We recently engaged with Fortum to better understand the background of the transaction and the company’s perspective on the WWF shareholder proposal. The company provided useful context about the intricacies of the shareholder proposal but did not entirely alleviate our concerns about the company’s overarching direction of travel.
We note that Fortum recently published a sustainability report addressing all the pillars of the TCFD (Task Force on Climate-related Financial Disclosures) framework.
We look forward to seeing how these transparency commitments evolve with the expected integration of Uniper. We also note that Fortum’s carbon-free generation will increase in absolute terms as a result of the transaction and that Uniper has announced a plan to phase out more than half of its German coal-fired power production.

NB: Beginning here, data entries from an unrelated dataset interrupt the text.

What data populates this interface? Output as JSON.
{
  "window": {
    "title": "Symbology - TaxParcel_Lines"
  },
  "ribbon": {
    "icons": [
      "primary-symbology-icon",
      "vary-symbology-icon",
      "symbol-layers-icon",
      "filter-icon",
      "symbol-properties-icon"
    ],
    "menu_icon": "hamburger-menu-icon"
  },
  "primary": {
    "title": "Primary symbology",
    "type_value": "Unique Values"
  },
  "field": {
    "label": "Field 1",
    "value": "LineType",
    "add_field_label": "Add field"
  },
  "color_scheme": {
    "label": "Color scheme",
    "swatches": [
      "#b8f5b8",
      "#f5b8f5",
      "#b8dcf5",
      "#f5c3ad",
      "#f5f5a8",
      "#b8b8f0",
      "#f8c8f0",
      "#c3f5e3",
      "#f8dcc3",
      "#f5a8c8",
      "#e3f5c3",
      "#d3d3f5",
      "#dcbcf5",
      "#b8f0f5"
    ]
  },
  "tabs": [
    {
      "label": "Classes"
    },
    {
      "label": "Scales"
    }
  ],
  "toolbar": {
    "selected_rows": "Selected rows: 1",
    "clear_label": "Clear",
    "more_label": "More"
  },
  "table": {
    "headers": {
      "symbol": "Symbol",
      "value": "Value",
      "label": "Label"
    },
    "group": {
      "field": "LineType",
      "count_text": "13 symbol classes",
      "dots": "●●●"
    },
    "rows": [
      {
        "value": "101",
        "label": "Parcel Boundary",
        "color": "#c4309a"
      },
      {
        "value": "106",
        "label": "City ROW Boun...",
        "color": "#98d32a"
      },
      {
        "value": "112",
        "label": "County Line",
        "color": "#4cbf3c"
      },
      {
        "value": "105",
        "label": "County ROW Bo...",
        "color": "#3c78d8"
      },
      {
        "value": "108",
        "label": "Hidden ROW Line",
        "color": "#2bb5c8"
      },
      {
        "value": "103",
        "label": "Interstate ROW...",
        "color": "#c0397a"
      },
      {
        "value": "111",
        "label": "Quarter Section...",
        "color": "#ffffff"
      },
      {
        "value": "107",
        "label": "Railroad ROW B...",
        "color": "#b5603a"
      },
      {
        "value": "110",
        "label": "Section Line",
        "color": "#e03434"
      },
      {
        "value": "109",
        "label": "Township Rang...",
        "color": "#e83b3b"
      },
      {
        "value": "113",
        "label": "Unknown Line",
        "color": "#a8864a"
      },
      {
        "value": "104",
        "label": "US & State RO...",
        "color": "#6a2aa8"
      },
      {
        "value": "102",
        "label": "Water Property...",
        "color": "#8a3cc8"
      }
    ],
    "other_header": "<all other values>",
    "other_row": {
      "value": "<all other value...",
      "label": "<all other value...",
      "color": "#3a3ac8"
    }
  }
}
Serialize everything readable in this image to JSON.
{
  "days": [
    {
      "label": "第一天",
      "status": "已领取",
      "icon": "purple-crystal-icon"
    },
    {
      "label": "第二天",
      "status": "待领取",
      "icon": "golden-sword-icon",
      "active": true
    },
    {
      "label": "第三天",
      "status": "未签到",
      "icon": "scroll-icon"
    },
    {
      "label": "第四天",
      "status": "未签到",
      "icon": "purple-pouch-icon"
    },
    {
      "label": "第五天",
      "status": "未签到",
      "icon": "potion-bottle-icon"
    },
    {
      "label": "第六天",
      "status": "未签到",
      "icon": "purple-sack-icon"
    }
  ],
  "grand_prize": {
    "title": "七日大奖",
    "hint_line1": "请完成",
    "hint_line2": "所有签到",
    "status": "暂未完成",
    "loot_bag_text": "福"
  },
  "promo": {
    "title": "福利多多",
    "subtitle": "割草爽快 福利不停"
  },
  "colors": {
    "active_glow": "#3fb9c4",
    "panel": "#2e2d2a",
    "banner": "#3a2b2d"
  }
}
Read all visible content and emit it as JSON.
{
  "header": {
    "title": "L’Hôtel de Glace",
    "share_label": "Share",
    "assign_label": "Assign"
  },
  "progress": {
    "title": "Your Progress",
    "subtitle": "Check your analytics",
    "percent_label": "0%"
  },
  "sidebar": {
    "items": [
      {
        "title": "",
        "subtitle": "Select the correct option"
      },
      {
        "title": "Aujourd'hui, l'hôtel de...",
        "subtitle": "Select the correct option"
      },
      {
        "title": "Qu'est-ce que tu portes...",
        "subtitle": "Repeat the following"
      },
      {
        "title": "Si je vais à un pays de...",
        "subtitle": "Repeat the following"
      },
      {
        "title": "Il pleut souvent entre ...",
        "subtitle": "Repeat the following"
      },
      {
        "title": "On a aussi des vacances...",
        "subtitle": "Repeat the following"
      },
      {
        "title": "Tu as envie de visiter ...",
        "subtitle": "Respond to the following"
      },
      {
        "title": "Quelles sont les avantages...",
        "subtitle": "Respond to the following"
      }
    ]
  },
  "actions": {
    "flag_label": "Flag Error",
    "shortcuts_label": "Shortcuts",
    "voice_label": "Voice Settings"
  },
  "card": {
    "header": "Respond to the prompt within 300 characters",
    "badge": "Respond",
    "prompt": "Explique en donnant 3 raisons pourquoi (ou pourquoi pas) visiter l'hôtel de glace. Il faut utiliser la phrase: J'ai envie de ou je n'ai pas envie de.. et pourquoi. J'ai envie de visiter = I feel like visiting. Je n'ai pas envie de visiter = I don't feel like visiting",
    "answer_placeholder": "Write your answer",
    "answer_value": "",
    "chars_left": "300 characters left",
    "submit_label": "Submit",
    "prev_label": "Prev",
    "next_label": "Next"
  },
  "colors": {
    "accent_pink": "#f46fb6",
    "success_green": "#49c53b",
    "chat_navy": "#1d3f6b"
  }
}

…Based on our assessment of company leadership from our analysis and engagement, BIS chose to withhold support for management on certain key issues, specifically by: (1) voting against the discharge of the board due to concerns relating to its corporate strategy to significantly increase its exposure to coal and (2) abstaining on the shareholder proposal asking the company to amend its Articles of Association to include a 1.5-degree target.
- Approve Discharge of Board and President
We believe that the board’s decision to significantly increase the carbon intensity of the portfolio with the phased acquisition of Uniper is at odds with the direction of travel in the industry and the goals of the Paris Agreement, and brings uncertainties about the future financial risk profile of the company. The decision by the board to significantly increase its exposure to coal energy generation calls into question the board’s integration of climate risks into its corporate strategy. Our vote against the discharge reflects these concerns.